The answer should consist of each line below that contains the word "Employee".

++++++++++++++++++++

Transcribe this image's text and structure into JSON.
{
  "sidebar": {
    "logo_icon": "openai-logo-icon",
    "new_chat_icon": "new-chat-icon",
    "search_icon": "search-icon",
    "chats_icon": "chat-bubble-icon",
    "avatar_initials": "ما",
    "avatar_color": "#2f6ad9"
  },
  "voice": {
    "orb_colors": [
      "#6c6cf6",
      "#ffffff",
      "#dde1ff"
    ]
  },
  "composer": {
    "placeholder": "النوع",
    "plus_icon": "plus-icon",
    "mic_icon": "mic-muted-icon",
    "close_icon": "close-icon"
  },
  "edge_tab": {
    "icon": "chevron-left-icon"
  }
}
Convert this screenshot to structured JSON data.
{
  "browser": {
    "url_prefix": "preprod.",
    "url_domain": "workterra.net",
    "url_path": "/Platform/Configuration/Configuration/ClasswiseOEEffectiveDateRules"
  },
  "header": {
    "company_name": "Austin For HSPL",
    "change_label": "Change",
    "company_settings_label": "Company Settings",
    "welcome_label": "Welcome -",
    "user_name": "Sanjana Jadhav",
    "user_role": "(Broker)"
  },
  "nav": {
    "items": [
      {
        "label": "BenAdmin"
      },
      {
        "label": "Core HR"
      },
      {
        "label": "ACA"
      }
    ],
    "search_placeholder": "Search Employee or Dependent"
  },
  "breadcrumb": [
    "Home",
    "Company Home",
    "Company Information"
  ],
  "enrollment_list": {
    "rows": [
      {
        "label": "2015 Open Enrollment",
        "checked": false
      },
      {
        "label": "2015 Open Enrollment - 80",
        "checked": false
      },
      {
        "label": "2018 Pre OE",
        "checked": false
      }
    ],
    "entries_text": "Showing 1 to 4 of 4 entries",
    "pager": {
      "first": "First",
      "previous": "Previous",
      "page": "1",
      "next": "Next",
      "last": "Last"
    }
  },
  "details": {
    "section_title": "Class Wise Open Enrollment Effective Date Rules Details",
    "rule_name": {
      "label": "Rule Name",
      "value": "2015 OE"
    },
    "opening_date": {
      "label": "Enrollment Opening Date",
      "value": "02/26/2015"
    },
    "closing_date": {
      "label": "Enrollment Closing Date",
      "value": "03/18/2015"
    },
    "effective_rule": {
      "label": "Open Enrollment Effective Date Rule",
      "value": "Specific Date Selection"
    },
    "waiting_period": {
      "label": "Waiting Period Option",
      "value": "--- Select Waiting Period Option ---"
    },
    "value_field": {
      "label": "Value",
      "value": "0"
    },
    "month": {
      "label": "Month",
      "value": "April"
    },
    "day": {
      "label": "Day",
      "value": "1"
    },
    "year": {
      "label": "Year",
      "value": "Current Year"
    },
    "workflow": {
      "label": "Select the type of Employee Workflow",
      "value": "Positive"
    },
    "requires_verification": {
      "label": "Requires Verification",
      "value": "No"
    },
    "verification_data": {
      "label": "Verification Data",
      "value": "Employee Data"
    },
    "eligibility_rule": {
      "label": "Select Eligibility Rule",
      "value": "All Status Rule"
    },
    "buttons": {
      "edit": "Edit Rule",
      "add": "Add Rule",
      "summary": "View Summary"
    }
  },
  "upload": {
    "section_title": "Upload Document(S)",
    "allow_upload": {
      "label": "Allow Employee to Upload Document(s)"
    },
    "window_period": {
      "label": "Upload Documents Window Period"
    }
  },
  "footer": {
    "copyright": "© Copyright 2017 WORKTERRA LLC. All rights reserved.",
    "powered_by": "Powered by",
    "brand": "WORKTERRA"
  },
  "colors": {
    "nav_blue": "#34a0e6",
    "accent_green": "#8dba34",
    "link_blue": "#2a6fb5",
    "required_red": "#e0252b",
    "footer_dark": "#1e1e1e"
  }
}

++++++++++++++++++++

▸ OUTPUT FOR THIS EXERCISE
    "search_placeholder": "Search Employee or Dependent"
      "label": "Select the type of Employee Workflow",
      "value": "Employee Data"
      "label": "Allow Employee to Upload Document(s)"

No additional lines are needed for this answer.